- A person can be excluded from entering into a written agreement where the promoter is an affiliate of the adviser or the promoter is paid minimum value compensation (i.e., $1,000 or less or the equivalent value in non-cash compensation, during the preceding twelve months)
Category 3: Third Party Disclosures
- The marketing rule instructs advisors that use third party ratings in advertisements provide appropriate disclosure that the methods of obtaining the foresaid ratings like questionnaires and surveys are fair and not bias
- The amended books and records rule requires an advisor to keep copies of all the advertisements. It also requires advisors to document and keep copies of written communications, calculations of performance results, and material evidence that testimonies, endorsements and third party ratings comply with the marketing rule. The record of such copies should also be disclosed to clients and investors
- Term 5 of Part 1A of Form ADV will require information about an adviser’s and its relying advisers’ use in any advertisements of (a) performance results, (b) previous investment advice, © testimonials, (d) endorsements, and (e) third-party ratings
- The rule prohibits the use of third-party ratings in an advertisement, unless the adviser provides disclosures and satisfies certain criteria pertaining to the preparation of the rating.
Firms such as Acuity Knowledge Partners can partners with you to handle and review all the marketing related contents keeping all the changing and latest regulation in mind. Acuity Knowledge Partners is an influential player in the global market, offering compliance expertise and a wide array of other services. We enable our compliance clients to manage increasing demands on their teams by providing customized managed services solutions, based on specialized skills and technology, and by delivering operational efficiency, resilience, and significant cost savings. We believe our offering is even more relevant in the post-COVID-19 economic and operating environment, where compliance teams have seen a significant increase in workload in tasks such as trade surveillance, communications surveillance, distribution compliance and virtual client on-boarding and transaction monitoring. Please refer to Acuity’s compliance offerings in details here.
Originally published at https://www.acuitykp.com.
About the Author

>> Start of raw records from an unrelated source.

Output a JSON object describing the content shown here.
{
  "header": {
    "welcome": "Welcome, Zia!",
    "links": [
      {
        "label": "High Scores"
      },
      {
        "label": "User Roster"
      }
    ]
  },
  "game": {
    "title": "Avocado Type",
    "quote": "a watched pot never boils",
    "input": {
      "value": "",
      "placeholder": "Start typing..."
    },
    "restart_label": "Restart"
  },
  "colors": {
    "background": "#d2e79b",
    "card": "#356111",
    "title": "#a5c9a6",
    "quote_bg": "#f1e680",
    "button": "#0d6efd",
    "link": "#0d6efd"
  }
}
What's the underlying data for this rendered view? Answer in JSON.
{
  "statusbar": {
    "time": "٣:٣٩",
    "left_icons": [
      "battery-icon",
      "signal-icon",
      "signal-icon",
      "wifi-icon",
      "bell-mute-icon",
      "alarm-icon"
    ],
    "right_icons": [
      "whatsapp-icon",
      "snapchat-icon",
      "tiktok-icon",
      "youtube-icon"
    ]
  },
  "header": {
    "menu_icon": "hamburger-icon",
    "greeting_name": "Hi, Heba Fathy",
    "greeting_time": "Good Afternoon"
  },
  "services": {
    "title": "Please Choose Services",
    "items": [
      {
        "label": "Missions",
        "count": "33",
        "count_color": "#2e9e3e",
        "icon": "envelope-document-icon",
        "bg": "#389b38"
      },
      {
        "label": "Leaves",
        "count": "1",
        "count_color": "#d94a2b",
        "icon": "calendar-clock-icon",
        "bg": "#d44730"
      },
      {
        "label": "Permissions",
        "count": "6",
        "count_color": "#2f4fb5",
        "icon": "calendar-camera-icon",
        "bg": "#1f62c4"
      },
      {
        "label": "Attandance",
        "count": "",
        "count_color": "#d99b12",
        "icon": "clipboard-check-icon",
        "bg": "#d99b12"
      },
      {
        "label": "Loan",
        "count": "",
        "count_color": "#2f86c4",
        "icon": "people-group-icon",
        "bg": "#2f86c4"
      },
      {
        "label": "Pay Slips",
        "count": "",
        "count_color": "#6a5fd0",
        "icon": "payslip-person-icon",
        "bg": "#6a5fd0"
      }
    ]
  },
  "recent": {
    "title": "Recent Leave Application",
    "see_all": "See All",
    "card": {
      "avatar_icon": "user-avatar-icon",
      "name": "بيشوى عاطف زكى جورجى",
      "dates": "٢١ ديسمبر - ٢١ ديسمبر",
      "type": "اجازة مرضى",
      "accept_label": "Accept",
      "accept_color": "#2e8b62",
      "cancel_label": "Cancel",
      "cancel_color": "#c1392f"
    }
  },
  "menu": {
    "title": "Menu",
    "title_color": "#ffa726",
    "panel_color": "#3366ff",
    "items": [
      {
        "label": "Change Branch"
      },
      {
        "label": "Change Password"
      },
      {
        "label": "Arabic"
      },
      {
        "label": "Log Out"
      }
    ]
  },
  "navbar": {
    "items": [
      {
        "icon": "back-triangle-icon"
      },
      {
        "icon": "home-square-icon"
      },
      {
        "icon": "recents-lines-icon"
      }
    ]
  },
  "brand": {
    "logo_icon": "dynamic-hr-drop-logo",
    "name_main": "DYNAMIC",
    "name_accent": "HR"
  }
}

Mary Ann Fernandez is an analyst and has been associated with Acuity Knowledge Partners for about a year. At Acuity Knowledge Partners she is part of the corporate and forensic compliance team where she monitors and surveils electronic communication for a client. She is a graduate who specialized in Finance and Accounting and holds a Bachelor’s degree from Christ University, Bangalore.